Felton Learns Hard Reality of Broken Promises on Water System Condemnation
Nine years ago, condemnation advocates urged Felton, Calif. to move forward with a government takeover of its water system, which was then owned by California American Water. The condemnation advocates made several promises and ultimately the San Lorenzo Valley Water District took over the system in 2008.
As we have captured in our Felton case study, several key promises made by condemnation advocates have failed to become reality. For instance, Food & Water Watch, Felton FLOW and other condemnation advocates told Felton leaders and residents that the takeover would cost about $2 million, yet the final price tag was well over $13 million. Activists promised that water rates would increase just 24% over the first eight years of government operation, yet rates increased 67% instead. And these condemnation advocates glossed over the enormous new tax residents would have to pay to finance the takeover – about $535 annually per resident for 30 years!
And now the record of the Felton water system under government operation just got even worse. The Santa Cruz Sentinel reported this week that San Lorenzo Valley Water District customers, which now includes Felton residents as a result of the 2008 condemnation, will soon pay the highest water rates in Santa Cruz County. Bills are expected to increase 37% and will reach an average of $111 a month by 2021.
In addition, the Sentinel’s report illustrates another key point: that condemnation advocates’ promises of “increased local control” under government operation have also been proven false. As the Sentinel notes, more than 3,000 customers submitted written opposition to the water rate increase, but the San Lorenzo Valley Water District ignored their input and pushed ahead with the new rates. The same thing happened during the last rate increase under government control in 2013. So much for “local control.”

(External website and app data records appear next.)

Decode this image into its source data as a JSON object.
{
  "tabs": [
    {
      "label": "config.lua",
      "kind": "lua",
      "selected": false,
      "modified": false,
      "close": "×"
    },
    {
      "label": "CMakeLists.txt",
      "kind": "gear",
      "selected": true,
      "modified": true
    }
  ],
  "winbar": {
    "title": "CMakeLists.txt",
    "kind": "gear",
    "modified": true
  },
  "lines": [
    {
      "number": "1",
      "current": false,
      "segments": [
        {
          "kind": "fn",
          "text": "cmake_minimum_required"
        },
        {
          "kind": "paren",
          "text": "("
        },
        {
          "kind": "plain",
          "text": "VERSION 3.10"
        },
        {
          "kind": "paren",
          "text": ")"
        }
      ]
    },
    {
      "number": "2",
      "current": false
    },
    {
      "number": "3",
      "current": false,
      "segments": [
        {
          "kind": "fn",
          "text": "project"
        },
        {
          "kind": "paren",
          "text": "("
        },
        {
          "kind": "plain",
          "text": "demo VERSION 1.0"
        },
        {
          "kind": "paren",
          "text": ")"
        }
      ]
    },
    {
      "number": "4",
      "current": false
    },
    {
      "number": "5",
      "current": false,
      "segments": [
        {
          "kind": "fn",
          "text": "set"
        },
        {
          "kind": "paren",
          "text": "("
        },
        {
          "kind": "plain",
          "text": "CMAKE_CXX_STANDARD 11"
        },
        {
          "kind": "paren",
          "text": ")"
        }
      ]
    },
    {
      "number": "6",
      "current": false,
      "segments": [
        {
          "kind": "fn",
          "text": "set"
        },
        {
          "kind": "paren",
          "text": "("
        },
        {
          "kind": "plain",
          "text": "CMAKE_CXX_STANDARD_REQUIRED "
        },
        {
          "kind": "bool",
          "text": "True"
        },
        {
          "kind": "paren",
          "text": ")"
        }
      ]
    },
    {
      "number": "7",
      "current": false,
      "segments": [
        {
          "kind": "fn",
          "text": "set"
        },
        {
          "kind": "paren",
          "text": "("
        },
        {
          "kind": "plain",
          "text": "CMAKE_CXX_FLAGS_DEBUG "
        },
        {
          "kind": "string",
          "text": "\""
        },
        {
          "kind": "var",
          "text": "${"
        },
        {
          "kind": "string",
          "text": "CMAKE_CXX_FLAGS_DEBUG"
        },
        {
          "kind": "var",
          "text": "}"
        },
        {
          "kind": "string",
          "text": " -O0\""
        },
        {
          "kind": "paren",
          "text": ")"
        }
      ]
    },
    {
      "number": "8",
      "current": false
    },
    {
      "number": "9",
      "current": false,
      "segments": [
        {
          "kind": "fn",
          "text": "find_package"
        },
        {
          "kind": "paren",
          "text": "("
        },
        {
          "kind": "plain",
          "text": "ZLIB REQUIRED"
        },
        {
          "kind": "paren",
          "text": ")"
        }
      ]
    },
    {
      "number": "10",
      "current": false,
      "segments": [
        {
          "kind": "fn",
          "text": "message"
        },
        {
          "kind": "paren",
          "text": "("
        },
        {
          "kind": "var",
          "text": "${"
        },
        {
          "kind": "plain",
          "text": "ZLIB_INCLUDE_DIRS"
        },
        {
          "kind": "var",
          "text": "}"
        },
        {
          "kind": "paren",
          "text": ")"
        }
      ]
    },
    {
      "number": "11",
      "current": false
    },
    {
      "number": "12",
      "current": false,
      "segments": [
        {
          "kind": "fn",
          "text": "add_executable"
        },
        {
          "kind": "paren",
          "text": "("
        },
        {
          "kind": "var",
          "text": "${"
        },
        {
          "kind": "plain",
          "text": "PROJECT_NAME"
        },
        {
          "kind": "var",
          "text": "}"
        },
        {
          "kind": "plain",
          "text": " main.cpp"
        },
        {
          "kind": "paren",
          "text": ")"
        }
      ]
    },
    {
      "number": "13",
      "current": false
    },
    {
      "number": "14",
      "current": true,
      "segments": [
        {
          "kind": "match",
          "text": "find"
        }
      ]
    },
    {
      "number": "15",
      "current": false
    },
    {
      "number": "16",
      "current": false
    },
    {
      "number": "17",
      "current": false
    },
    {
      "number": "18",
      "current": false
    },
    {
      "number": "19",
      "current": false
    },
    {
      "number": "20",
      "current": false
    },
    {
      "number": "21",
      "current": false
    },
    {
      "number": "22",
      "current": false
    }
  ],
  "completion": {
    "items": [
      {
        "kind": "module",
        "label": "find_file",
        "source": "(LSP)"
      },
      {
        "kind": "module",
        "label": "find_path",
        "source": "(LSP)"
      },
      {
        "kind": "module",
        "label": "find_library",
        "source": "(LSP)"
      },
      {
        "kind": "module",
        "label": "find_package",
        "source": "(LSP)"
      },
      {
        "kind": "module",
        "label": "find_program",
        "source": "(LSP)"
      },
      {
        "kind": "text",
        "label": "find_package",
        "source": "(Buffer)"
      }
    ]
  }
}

The only thing you can count on from condemnation advocates is that the many promises they make will be broken. Unfortunately, Felton residents have had to learn that the hard way.